— WHAT THE TASK ASKS —
Nothing but an exact copy of the records below counts as the answer.
--- INFORMATION PROVIDED Enclosed Below ---
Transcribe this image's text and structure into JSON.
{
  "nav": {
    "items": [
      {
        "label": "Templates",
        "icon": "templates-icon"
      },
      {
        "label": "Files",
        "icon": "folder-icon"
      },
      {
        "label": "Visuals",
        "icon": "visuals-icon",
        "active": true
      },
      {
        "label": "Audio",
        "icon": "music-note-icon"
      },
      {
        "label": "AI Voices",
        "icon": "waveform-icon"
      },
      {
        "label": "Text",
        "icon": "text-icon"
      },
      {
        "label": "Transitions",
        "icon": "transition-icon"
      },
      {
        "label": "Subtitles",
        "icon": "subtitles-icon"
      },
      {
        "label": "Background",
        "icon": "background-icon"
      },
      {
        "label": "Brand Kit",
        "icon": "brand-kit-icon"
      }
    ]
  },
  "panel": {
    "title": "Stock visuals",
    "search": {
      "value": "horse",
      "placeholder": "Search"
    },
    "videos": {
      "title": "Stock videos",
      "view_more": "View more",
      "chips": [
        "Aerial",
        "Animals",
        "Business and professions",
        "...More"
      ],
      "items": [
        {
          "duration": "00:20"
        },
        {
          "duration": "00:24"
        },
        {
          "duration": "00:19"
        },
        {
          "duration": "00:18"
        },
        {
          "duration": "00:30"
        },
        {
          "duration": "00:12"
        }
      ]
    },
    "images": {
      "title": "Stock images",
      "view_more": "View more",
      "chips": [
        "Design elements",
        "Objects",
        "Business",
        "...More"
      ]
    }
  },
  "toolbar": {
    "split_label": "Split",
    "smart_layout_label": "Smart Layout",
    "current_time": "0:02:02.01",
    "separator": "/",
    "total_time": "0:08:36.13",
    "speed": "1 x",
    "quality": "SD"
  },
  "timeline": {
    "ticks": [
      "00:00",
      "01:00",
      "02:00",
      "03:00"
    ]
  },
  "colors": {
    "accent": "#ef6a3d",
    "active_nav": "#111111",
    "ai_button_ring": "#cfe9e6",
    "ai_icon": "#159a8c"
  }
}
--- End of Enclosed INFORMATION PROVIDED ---
— OUTPUT OF THE EXERCISE —
Transcribe this image's text and structure into JSON.
{
  "nav": {
    "items": [
      {
        "label": "Templates",
        "icon": "templates-icon"
      },
      {
        "label": "Files",
        "icon": "folder-icon"
      },
      {
        "label": "Visuals",
        "icon": "visuals-icon",
        "active": true
      },
      {
        "label": "Audio",
        "icon": "music-note-icon"
      },
      {
        "label": "AI Voices",
        "icon": "waveform-icon"
      },
      {
        "label": "Text",
        "icon": "text-icon"
      },
      {
        "label": "Transitions",
        "icon": "transition-icon"
      },
      {
        "label": "Subtitles",
        "icon": "subtitles-icon"
      },
      {
        "label": "Background",
        "icon": "background-icon"
      },
      {
        "label": "Brand Kit",
        "icon": "brand-kit-icon"
      }
    ]
  },
  "panel": {
    "title": "Stock visuals",
    "search": {
      "value": "horse",
      "placeholder": "Search"
    },
    "videos": {
      "title": "Stock videos",
      "view_more": "View more",
      "chips": [
        "Aerial",
        "Animals",
        "Business and professions",
        "...More"
      ],
      "items": [
        {
          "duration": "00:20"
        },
        {
          "duration": "00:24"
        },
        {
          "duration": "00:19"
        },
        {
          "duration": "00:18"
        },
        {
          "duration": "00:30"
        },
        {
          "duration": "00:12"
        }
      ]
    },
    "images": {
      "title": "Stock images",
      "view_more": "View more",
      "chips": [
        "Design elements",
        "Objects",
        "Business",
        "...More"
      ]
    }
  },
  "toolbar": {
    "split_label": "Split",
    "smart_layout_label": "Smart Layout",
    "current_time": "0:02:02.01",
    "separator": "/",
    "total_time": "0:08:36.13",
    "speed": "1 x",
    "quality": "SD"
  },
  "timeline": {
    "ticks": [
      "00:00",
      "01:00",
      "02:00",
      "03:00"
    ]
  },
  "colors": {
    "accent": "#ef6a3d",
    "active_nav": "#111111",
    "ai_button_ring": "#cfe9e6",
    "ai_icon": "#159a8c"
  }
}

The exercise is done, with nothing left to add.